[The task] Across the entries below, tally every line that holds the string "this" and reply with the number only.
═════ Input data
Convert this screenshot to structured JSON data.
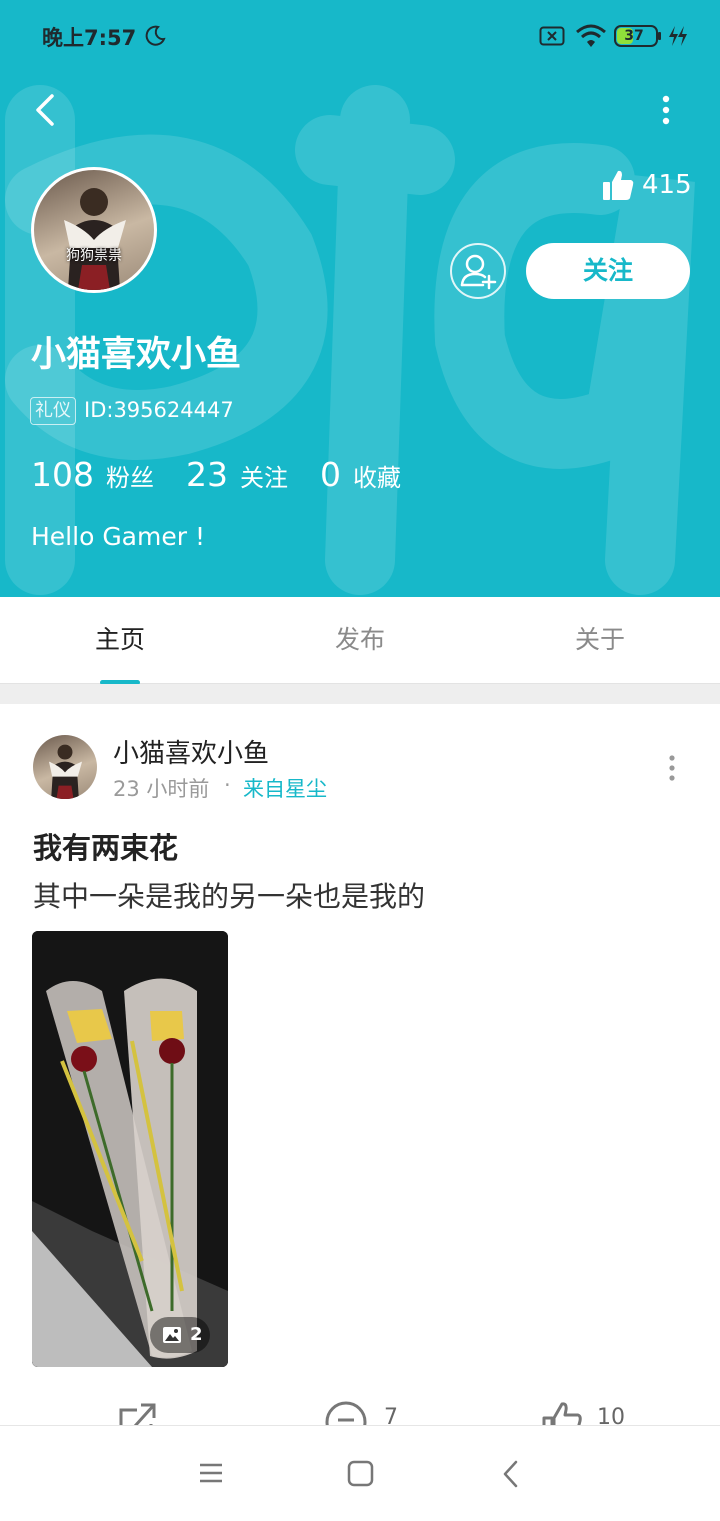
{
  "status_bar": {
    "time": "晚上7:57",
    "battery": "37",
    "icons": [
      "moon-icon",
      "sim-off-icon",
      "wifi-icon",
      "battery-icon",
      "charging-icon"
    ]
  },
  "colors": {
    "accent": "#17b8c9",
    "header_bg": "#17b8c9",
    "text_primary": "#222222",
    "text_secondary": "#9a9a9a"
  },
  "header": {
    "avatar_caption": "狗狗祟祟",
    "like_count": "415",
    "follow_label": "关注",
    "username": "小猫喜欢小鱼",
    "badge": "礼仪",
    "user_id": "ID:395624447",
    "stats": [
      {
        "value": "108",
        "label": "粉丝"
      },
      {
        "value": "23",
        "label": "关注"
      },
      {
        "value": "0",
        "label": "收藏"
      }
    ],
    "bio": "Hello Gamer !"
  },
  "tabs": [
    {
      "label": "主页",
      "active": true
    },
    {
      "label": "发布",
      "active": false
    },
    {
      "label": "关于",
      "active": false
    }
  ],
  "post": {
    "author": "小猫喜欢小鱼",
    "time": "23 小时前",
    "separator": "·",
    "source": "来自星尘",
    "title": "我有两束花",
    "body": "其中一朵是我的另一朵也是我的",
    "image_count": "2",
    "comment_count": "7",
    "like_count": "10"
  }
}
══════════
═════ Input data
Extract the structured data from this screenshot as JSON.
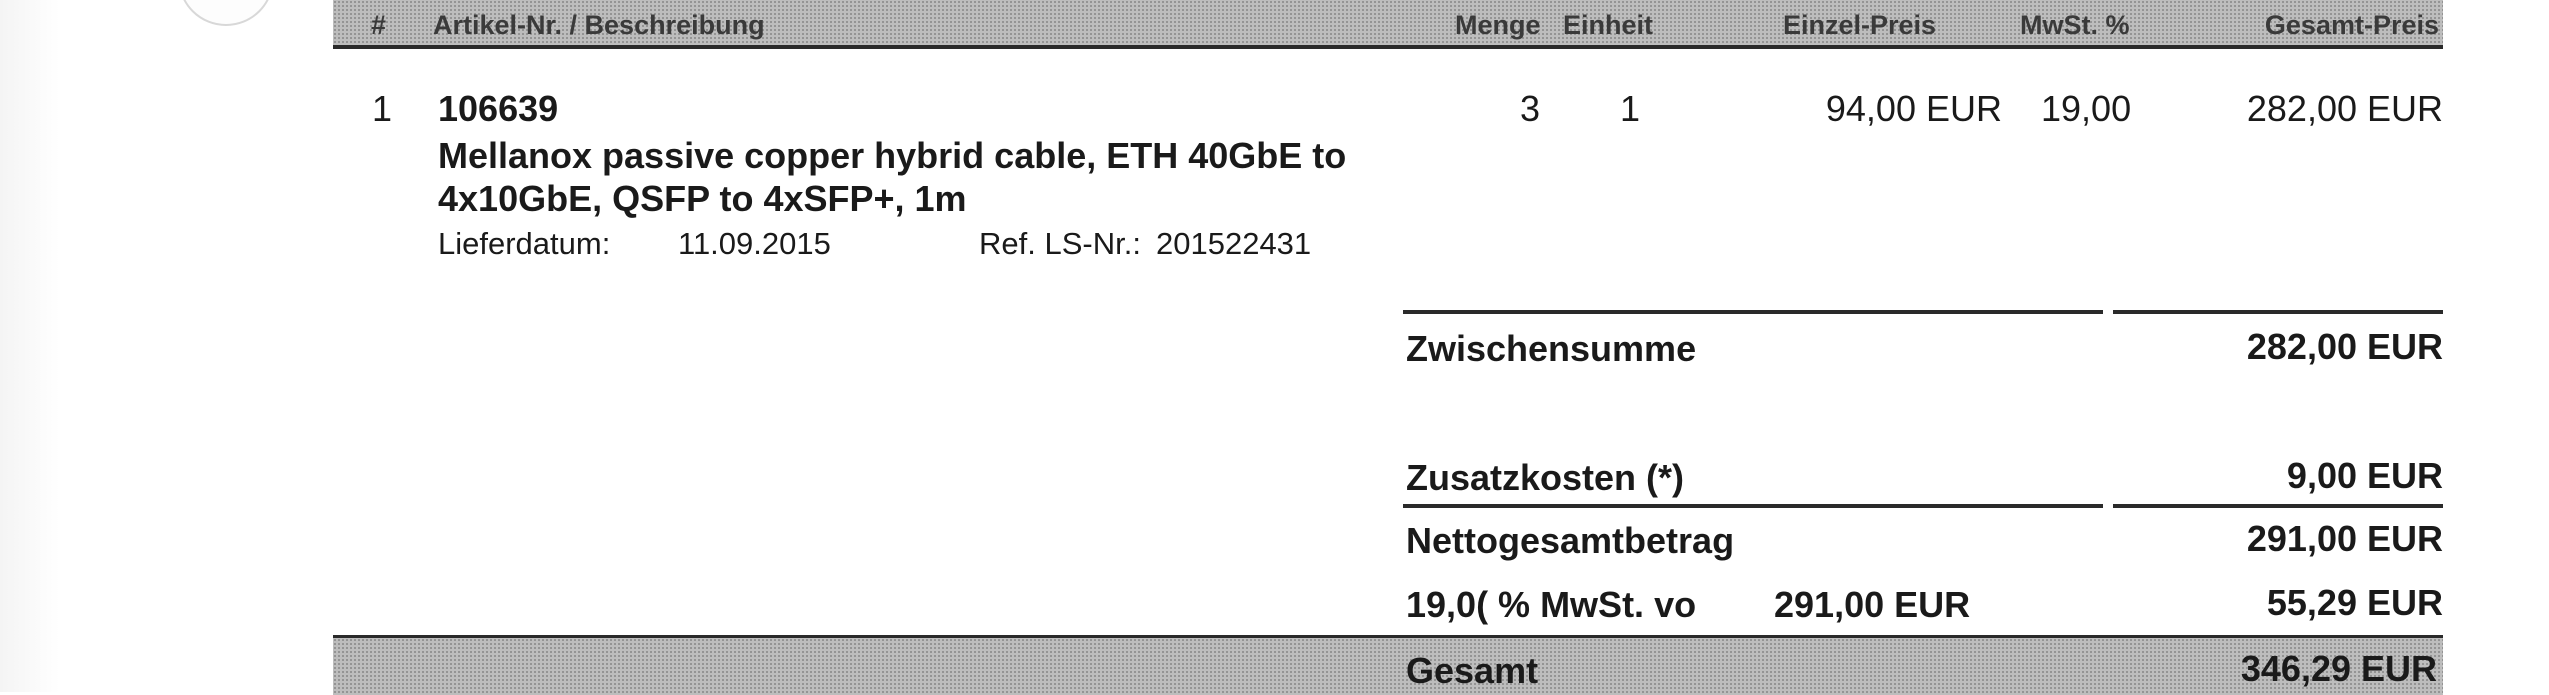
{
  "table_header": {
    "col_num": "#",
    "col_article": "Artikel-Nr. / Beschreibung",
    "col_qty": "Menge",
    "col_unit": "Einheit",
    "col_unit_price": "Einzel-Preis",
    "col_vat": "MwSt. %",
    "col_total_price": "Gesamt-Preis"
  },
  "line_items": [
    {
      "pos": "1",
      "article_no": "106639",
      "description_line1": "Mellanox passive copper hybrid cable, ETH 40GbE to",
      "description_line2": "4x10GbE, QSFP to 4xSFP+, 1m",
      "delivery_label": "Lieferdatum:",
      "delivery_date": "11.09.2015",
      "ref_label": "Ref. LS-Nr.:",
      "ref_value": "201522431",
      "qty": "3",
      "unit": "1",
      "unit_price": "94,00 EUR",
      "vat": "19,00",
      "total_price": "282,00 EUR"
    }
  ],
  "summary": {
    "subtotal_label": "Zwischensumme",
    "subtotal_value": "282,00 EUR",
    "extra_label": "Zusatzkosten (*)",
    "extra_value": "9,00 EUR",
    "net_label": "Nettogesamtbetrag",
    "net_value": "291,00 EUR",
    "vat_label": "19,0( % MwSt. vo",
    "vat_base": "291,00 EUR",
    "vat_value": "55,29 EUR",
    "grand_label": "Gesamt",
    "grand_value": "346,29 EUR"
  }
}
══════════
[Result of the task] 2